Traffic trifecta

Getting around Seattle is a bit wacky. There are the messed up highways with dead-end exits. Cheaper, reflective road turtles are preferred over streetlamps, so it can be tricky driving at night. Streets can be steep and precarious, with tiny streetsigns completely obscured by trees, and littered with stupid “traffic calming” devices like giant flowerbeds in the middle of intersections.

A lot of people drive towering SUVs, generally with tinted glass. HOV “diamond” lanes that allow cars carrying only two people – and they are still generally fairly empty. Everyone drives a car – just not necessarily together.

My sister currently lives in Bellevue, which is a suburbia east of Seattle proper across Lake Washington. It is quite a sight to take the 520 freeway across the water whenever you enter downtown Seattle.

Right underneath the 520 is a recreational waterway. If you ever want to paddle a canoe underneath a freeway, this is your big chance.
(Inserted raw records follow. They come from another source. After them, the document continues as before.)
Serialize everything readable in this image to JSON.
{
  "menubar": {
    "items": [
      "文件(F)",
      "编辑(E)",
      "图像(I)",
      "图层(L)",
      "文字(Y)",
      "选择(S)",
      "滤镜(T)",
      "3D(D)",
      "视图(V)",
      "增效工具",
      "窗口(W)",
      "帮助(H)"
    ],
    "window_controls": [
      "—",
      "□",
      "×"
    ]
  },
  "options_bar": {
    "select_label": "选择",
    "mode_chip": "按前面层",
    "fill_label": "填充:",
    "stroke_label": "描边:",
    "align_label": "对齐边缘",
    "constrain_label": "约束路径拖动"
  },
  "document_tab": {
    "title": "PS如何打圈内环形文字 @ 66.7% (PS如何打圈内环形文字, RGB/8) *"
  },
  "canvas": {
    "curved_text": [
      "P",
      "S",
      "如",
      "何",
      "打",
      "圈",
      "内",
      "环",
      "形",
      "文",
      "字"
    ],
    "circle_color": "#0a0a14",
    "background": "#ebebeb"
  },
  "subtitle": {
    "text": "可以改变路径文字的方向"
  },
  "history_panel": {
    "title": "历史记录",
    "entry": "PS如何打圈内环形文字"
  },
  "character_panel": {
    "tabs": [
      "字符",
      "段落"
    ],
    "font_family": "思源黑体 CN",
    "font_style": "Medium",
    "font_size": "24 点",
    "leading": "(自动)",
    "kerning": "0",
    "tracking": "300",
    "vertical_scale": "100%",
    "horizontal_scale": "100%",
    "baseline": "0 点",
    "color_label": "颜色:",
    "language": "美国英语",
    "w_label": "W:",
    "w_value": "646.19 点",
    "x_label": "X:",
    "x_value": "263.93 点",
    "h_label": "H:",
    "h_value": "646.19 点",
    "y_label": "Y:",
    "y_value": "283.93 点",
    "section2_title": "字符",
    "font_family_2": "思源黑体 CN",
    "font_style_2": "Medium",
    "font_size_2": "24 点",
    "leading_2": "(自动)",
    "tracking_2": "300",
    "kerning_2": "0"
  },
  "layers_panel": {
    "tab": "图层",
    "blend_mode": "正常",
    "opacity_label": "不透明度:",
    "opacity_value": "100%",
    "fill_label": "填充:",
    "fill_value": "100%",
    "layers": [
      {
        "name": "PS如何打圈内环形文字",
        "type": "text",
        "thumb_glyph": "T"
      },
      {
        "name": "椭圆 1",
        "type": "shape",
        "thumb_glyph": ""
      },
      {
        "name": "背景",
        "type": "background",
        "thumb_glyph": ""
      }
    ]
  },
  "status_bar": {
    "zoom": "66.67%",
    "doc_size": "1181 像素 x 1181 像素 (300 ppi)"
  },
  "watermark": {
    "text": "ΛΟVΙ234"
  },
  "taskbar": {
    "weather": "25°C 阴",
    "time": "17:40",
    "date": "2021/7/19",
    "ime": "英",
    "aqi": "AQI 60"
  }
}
The buses actually have nice comfortable seats. Express buses run along the bridges across Lake Washington regularily. Most of the buses have bike racks so you can stick your bike on.

Express buses entire downtown Seattle underground. Here is the Westlake bus station. Once in Seattle proper, buses shut down there diesel engines and deploy electric guides and operate on electrical dynamos, like streetcars.
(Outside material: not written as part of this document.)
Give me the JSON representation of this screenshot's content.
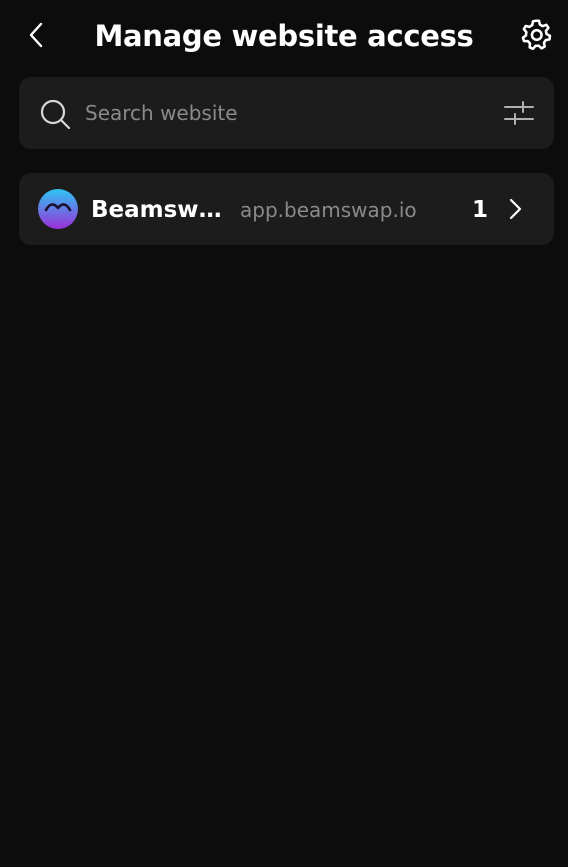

Every car owner has to pay a tithe to help support the downtown monorail, even though you still must pay to use it. It only has two stops, Seattle Centre and Westlake Mall, and they are 1.5 miles apart.